Aid to shore up IDPoor programme

Content image - Phnom Penh Post
Squatters under the Steung Meanchey Bridge in Phnom Penh as measures are being taken to identify the poor and needy. Photo supplied

The UN Development Programme (UNDP), with the support of the Australian government, donated 1,700 computer tablets and software packages to the Ministry of Planning on Wednesday.

The donation will shore up Cambodia’s social protection system with data collected on poor households expected to be completed the same day. The tablets will help to ensure poor families are not slipping through the cracks and missing out on subsidies.

They will allow provincial-city planning departments, district, and commune authorities to register families who need to receive equity cards faster. It will help those families to get the subsidy as soon as possible, said a ministry press release.

Minister Chhay Thorn said at the handover ceremony that the Kingdom’s poor were affected by Covid-19, prompting the government to provide cash support through equity cards.

However, he said there were still some poor families who failed to register to receive the cards.

“To expedite their registration in the communes, the ministry has requested an additional 1,700 tablets from the UNDP. I sincerely thank the UNDP and the Australian government, which contributed support,” Thorn said.

UNDP Cambodia country representative Nick Beresford said the Australian government and UNDP provided the tablets to help expand the scope of the social protection system to ensure registered families receive the cash-transfer support.
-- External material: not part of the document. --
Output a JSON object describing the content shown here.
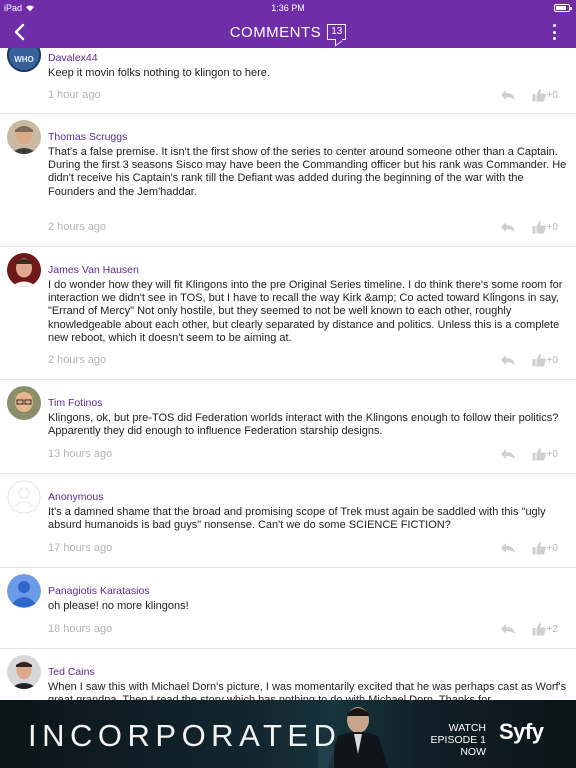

Deutsche Gesellschaft fur Internationale Zusammenarbeit (GIZ), a German international development organisation, also donated €1 million ($1.14 million).

“It’s a contribution to broaden the UN’s social protection work and build a partnership with GIZ to assist the Cambodian government in building a fully digital household identification system,” Beresford said.

Australian Ambassador to Cambodia Pablo Kang said the Australian government is proud that the support over the last 10 years, including the provision of the tablets, has helped to build and maintain a system to identify poor households.

“Due to the current poor household identification programme, cash subsidies are helping to stabilise the economy and society during this crisis.

“At the same time, it provides support to the poorest people in Cambodia by using transparent criteria, which is a good result of equity arising from the implementation of the development cooperation programme between the Kingdom and Australia for many years,” Kang said.

The Ministry of Planning ‘s Directorate General of Planning director Theng Panhathorn is producing a report on the progress of implementation.

He said more than 90 per cent of the 560,000 families identified thus far have already withdrawn their subsidy money.